In my experience, whichever one I experience first is more likely to be my favorite, because it sets the expectations the other has to live up to. Of course, this requires a caveat. I usually experience both only if I liked the first. (I'll only watch the movie if I liked the book and vice versa.) If I didn't like the first, I usually don't experience the second and give it a chance. I liked the book Timeline better than the movie, but I liked the movie The Fellowship of the Rings better than the original novels. But this isn't always true. I saw the movie Paranoia before I read the book, and while I enjoyed both, the book was better.
These examples have complimented the matter further providing arguments for both sides while creating a third side.
I don't know much about Art, but I know what I like

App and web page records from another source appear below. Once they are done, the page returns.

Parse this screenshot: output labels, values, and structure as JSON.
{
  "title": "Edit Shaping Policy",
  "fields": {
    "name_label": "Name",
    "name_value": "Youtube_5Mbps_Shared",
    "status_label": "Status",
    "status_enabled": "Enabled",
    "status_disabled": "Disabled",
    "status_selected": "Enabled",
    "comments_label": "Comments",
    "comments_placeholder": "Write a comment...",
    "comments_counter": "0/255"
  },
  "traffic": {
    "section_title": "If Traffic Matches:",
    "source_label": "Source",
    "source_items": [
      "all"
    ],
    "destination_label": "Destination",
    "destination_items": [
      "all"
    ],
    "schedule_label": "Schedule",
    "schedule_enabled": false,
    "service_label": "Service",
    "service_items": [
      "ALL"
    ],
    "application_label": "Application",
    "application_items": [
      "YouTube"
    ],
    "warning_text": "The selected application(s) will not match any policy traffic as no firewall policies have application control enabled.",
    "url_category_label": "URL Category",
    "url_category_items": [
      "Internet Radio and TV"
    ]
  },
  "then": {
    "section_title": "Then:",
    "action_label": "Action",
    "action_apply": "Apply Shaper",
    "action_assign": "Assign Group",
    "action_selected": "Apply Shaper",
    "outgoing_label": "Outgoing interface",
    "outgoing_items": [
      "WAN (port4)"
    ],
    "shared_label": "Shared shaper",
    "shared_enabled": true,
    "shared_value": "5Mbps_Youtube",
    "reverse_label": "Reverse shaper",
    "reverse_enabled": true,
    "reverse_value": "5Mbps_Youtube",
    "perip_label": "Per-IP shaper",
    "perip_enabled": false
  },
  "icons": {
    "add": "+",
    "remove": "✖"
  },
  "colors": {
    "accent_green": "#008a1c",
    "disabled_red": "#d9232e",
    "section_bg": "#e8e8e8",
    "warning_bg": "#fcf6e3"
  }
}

Unlike math, science, engineering, IT, or other fields of study, art has a large measure of subjectivity you just won't find when adding 2 to 2. This subjectivity seems to throw a monkey wrench into the works. Someone may love a work of art because it brilliantly exemplified the principles of design while another person hates it because it's a picture of a dog and he hates dogs. This subjectivity tends to contribute a rather large undue influence over an otherwise objective evaluation of a work. This explains why the same book or the same story can appear on both a 10 ten list and a worst 10 list. There are some people that are snobs for one thing or another (such as book snobs that insiste the book is ALWAYS better even when it isn't or physical is better than Kindle edition even if they are identical). One can say, "well his or her opinion is only his or her opinion and doesn't matter," but it does--to him or her. That opinions shapes not only thoughts but judgement and enjoyment.